Petition launched to remove automatic planning permission for telegraph poles

Telegraph poles are sparking anger across the UK
Telegraph poles are sparking anger across the UK (Image credit: Getty Images)

A petition has been launched to force telecommunications companies to apply for planning permission for telegraph poles.

Currently, operators can erect telegraph poles without having to apply to councils for planning permission.

But there have been a series of protests and outcry across the country as residents feel their concerns over what many have dubbed ‘eyesores’ are being ignored.

What are the planning rules for telegraph poles?

A 2013 amendment to the Electronic Communications Code 2003 allows companies to install overhead cables, but not in conservation areas.

The work is considered permitted development if “the work is by or on behalf of an electronic communications code operator for the purpose of the operator’s electronic communications network in, on, over or under land controlled by that operator or in accordance with the electronic communications code, consisting of the installation, alteration or replacement of any electronic communications apparatus.”

Telecommunications companies are required to give councils 28 days’ notice of their intention to install a pole but there are no real grounds of objection. They are also required to advertise their intention within the vicinity of the site.

Therefore, the wooden and steel poles do not require any form of permission or consent from the Local Planning Authority as permission for their installation has already been granted in advance by the government.

Residents react after growing frustration over 'ugly wooden poles'

Some residents have resorted to direct action over the wooden poles. In Hedon, East Yorkshire, a group of protestors parked their cars on a road where work was set to begin to prevent a lorry and trucks from broadband provider MS3 being able to park up themselves.

Resident Ray Duffill told the Yorkshire Post: “We’ve promised that MS3 will find it difficult to install poles wherever they go. I’ve lived in Hedon for 22 years and in that time there’s been some campaigns against big companies.

“But I think this has brought people out and into activity more than any of the others, it’s really wound people up. People feel powerless because the law’s on MS3’s side.

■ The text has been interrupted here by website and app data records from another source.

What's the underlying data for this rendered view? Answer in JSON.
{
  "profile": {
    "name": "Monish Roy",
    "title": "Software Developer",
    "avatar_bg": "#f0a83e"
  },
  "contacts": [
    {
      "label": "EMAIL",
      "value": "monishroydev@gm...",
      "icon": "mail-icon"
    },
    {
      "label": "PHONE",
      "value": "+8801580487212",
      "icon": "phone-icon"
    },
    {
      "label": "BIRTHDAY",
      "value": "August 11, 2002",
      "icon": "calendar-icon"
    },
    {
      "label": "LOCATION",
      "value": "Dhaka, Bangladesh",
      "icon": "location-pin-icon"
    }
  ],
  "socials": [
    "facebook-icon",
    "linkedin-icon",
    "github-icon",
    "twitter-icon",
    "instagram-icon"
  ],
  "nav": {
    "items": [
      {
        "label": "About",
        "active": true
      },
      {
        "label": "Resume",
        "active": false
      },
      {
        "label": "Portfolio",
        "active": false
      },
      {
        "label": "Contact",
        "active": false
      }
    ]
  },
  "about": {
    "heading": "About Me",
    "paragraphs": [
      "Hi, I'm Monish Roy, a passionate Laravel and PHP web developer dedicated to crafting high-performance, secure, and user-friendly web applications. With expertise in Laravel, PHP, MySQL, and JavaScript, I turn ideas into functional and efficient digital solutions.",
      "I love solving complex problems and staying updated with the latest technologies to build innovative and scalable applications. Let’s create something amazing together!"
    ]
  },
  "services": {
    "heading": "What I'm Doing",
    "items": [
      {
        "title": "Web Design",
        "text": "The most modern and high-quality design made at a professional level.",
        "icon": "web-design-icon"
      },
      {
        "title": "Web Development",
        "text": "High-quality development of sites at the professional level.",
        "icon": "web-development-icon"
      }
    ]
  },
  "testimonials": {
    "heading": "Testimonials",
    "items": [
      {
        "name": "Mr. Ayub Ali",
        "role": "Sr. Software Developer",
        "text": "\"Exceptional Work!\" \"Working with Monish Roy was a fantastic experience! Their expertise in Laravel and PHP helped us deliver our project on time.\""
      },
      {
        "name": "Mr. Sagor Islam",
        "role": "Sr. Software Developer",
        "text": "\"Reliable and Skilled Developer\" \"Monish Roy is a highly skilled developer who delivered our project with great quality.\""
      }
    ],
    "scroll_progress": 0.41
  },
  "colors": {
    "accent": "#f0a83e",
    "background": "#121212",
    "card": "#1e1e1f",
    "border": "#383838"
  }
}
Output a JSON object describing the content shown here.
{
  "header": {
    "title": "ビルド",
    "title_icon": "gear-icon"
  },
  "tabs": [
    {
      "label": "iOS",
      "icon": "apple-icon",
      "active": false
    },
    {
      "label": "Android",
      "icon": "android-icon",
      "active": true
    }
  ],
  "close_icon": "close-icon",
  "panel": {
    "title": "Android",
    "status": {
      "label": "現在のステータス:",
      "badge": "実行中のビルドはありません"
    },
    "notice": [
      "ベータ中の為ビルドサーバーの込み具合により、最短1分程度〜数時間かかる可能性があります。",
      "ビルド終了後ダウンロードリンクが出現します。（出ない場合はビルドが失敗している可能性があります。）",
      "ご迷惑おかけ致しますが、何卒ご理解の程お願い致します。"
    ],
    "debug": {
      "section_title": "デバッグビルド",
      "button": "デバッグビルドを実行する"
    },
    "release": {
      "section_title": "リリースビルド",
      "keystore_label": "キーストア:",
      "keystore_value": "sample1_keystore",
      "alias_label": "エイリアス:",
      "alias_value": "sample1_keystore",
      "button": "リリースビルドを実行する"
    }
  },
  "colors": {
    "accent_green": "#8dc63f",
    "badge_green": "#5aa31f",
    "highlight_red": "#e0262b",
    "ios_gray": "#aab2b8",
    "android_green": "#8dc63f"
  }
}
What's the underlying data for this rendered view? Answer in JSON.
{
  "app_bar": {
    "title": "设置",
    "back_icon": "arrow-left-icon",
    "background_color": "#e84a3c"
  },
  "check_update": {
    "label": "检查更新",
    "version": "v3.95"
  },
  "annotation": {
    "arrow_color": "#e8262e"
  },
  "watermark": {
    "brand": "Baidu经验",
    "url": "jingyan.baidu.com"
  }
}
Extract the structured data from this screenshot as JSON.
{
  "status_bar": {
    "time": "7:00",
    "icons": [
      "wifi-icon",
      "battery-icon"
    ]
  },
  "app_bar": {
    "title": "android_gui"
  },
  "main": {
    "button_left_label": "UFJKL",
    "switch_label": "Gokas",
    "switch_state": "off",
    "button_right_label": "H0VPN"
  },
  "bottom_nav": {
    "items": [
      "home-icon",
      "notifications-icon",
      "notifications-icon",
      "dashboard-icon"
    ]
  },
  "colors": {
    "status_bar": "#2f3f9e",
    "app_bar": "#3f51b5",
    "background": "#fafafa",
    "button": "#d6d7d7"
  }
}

“We don’t really have any recourse to complain to stop this from happening. So we’re just trying to delay the works and make it as expensive for them as possible.”

30 mph and speed camera warning sign seen fixed to a telegraph pole

Protests have taken place across the country against the installation of the telegraph poles prompting residents to start a petition requiring planning permission for the large poles (Image credit: Getty Images)

Further protests took place in Stourport, Worcestershire where residents are fighting plans to install “appalling” 11-metre-high poles on their estate.

The Kidderminster Shuttle reported how the group believes the poles are unattractive and less effective than underground cables but were told the alternative is too expensive.

How can you sign the petition?

The petition states: “We want the Government to remove permitted development rights for telegraph poles, so telecommunications operators have to apply for permission to the Local Planning Authority (LPA) on any proposed installation and the LPA has to consult with affected residents before issuing permissions.”

It adds: “There is no requirement to consider alternatives (like underground cabling) or to inform residents of the installation, so no opportunity for them to engage. The first knowledge residents have of a pole installation is when it appears on their street.”

A previous petition with a similar aim was put forward but only garnered 7,864 signatures, short of the 10,000 votes needed to receive a response from Parliament.

Sam Webb

Sam is based in Coventry and has been a news reporter for nearly 20 years. His work has featured in the Mirror, The Sun, MailOnline, the Independent, and news outlets throughout the world.  As a copywriter, he has written for clients as diverse as Saint-Gobain, Michelin, Halfords Autocentre, Great British Heating, and Irwin Industrial Tools. During the pandemic, he converted a van into a mini-camper and is currently planning to convert his shed into an office and Star Wars shrine.